Norges Bank Investment Management said last week that it had cut its target allocation from 7% to 3% to 5%, with that allocation including shares in listed real estate companies. It has 2.7% of its assets in direct real estate, which combined with its holdings in big listed companies around the world means it has already crossed the 3% mark. That means the pace of new acquisitions is likely to slow, though Norges said it won’t end new deals altogether. That 2.7% equates to around $25B.
The move, first reported by Bloomberg, essentially comes down to three things: cost, simplicity and timing. Norges Bank has said it wants to reduce the cost of running its portfolio, and real estate is undoubtedly an expensive part of the business — it accounts for 130 of the fund’s 570 staff, Bloomberg said.
“The strategy is to be simple, with emphasis on cost-efficiency,” Norges Bank said. “Therefore, the real estate organisation will be integrated with our management organisation, NBIM. There will still be enough flexibility to be able to exploit investment opportunities in the unlisted real estate market.”
In an interview with Bloomberg last year, Norges Bank Chief Executive Yngve Slyngstad said the fund had found scaling up in real estate difficult because of the record high prices in the global gateway cities it targets.
Any slowdown in new investment from Norges Bank takes one of the obvious buyers of trophy assets out of the market in cities like New York, London, Tokyo and Paris.
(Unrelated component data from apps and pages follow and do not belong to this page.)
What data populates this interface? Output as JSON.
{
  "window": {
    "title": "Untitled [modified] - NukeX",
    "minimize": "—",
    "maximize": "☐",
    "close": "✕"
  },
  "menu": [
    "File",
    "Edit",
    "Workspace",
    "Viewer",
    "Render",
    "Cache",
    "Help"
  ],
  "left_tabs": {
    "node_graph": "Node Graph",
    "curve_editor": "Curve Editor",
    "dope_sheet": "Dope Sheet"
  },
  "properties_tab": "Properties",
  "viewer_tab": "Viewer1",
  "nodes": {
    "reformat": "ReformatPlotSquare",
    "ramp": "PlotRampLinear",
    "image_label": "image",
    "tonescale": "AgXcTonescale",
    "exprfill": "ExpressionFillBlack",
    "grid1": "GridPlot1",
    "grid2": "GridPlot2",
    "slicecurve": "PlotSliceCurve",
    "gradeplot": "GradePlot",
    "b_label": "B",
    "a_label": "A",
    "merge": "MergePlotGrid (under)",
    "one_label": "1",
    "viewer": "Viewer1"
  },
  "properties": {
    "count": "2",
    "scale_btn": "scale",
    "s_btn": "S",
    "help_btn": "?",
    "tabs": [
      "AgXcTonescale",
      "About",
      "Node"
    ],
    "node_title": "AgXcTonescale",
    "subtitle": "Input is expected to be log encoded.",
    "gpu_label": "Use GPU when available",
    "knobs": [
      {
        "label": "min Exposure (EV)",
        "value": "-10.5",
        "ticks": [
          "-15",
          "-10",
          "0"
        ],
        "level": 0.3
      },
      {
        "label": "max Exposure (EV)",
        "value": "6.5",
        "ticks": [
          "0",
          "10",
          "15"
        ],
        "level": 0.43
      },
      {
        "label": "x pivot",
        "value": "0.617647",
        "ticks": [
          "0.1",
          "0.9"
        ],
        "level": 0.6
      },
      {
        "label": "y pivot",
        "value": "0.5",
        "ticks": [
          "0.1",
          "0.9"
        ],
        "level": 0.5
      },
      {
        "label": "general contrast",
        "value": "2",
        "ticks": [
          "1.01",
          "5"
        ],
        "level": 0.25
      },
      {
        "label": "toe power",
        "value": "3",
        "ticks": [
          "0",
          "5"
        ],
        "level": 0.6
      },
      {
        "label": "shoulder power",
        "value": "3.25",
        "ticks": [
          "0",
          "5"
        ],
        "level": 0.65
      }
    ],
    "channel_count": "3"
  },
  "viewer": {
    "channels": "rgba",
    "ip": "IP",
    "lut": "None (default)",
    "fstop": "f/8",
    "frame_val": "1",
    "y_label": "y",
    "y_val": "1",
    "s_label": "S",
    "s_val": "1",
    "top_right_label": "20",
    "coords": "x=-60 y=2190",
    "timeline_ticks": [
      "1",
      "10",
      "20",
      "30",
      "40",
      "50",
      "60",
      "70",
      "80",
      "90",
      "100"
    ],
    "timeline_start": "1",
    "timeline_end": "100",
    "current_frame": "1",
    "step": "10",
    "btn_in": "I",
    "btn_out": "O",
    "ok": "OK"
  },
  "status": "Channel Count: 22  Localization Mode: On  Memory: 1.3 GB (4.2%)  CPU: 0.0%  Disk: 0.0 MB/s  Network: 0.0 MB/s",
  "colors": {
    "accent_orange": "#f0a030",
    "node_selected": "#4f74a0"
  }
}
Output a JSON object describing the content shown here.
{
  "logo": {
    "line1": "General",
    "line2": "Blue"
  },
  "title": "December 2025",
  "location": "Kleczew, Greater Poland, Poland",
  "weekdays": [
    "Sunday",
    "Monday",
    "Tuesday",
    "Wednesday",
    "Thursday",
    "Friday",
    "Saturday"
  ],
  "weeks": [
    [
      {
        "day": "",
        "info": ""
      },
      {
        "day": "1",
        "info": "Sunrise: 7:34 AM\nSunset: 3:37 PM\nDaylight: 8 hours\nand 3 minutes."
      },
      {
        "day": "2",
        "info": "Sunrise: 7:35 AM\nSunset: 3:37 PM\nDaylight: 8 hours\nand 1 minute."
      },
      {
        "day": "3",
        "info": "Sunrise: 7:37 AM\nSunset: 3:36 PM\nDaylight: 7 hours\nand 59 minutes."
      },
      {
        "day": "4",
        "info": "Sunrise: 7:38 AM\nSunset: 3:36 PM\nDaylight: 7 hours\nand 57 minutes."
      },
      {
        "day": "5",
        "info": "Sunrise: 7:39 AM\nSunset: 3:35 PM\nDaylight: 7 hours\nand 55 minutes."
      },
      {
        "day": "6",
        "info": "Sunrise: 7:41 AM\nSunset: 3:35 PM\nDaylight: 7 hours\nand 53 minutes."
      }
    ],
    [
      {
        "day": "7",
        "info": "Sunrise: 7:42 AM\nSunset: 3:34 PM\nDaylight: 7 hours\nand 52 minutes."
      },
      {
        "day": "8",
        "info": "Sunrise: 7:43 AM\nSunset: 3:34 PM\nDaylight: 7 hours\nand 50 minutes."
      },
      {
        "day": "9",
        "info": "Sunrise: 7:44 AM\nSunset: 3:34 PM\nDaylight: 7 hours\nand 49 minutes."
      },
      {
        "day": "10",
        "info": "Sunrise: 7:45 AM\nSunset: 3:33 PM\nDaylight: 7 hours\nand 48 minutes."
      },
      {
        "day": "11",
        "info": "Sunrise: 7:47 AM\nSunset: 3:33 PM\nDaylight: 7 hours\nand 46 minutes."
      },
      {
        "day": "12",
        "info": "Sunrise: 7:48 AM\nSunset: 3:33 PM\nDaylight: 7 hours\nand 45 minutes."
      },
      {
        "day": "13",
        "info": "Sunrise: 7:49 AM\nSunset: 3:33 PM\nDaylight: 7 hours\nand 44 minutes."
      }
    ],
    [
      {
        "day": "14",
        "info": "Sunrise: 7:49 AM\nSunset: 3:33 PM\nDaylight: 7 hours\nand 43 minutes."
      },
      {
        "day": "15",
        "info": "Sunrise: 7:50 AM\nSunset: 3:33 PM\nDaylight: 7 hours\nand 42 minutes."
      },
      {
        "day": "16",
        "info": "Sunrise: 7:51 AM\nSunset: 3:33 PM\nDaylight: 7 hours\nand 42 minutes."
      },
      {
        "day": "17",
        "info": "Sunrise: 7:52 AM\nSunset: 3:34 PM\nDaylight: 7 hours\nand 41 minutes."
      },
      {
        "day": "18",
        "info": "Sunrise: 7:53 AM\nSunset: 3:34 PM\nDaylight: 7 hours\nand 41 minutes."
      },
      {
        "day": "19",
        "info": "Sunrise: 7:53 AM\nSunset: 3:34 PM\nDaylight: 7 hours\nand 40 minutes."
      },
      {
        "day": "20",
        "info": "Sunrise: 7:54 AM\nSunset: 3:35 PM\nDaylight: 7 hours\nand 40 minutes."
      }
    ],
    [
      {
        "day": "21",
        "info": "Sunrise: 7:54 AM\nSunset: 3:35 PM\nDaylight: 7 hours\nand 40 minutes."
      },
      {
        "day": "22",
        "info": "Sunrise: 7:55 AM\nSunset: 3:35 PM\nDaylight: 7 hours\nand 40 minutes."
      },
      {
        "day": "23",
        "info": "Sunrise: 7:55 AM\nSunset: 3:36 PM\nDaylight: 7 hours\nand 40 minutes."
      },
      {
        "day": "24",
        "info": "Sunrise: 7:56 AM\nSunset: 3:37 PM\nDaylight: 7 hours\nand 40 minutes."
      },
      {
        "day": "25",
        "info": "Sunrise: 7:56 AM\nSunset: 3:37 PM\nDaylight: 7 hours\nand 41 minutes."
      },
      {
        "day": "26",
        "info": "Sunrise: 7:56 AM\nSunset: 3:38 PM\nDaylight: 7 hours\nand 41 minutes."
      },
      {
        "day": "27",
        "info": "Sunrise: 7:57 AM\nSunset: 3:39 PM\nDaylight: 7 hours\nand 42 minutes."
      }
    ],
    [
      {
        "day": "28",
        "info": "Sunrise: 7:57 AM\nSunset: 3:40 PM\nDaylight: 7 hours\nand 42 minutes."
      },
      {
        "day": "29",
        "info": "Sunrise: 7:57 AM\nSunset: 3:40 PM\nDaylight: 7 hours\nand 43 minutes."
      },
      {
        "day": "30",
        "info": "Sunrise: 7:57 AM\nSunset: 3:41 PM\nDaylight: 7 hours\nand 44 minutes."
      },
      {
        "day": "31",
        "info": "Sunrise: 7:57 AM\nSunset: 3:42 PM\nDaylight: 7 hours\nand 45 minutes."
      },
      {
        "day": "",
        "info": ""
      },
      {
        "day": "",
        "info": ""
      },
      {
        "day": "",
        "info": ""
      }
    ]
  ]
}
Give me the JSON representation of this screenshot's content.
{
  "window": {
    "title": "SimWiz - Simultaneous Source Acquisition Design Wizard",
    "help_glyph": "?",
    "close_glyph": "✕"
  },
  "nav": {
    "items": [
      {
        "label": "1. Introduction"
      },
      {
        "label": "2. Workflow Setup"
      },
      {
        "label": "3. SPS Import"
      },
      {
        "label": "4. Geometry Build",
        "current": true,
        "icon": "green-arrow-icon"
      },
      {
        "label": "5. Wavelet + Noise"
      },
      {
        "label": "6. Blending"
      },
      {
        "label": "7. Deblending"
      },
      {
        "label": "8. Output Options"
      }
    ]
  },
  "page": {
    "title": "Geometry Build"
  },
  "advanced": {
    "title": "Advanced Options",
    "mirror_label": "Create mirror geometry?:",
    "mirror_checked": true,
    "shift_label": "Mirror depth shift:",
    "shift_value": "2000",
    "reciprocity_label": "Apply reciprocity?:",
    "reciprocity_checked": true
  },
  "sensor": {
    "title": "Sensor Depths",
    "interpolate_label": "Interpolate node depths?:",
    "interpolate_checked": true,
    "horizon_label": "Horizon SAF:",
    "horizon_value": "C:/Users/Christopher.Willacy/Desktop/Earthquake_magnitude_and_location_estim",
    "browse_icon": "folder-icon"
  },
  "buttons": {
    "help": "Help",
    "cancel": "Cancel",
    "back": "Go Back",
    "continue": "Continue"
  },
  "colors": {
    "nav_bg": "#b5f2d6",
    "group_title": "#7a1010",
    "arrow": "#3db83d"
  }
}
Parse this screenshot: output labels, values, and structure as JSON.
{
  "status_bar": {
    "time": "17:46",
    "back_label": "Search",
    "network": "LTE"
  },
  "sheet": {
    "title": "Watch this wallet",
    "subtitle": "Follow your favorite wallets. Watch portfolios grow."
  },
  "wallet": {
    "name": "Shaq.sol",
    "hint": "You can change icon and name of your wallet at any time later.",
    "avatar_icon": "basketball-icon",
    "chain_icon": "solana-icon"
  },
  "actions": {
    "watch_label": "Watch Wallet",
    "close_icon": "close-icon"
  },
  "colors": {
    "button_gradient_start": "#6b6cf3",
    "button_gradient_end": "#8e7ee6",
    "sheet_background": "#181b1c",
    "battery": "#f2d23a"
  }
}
In London it has been one of the biggest buyers in the market since the Brexit vote, having spent £1.2B on new assets, according to Real Capital Analytics.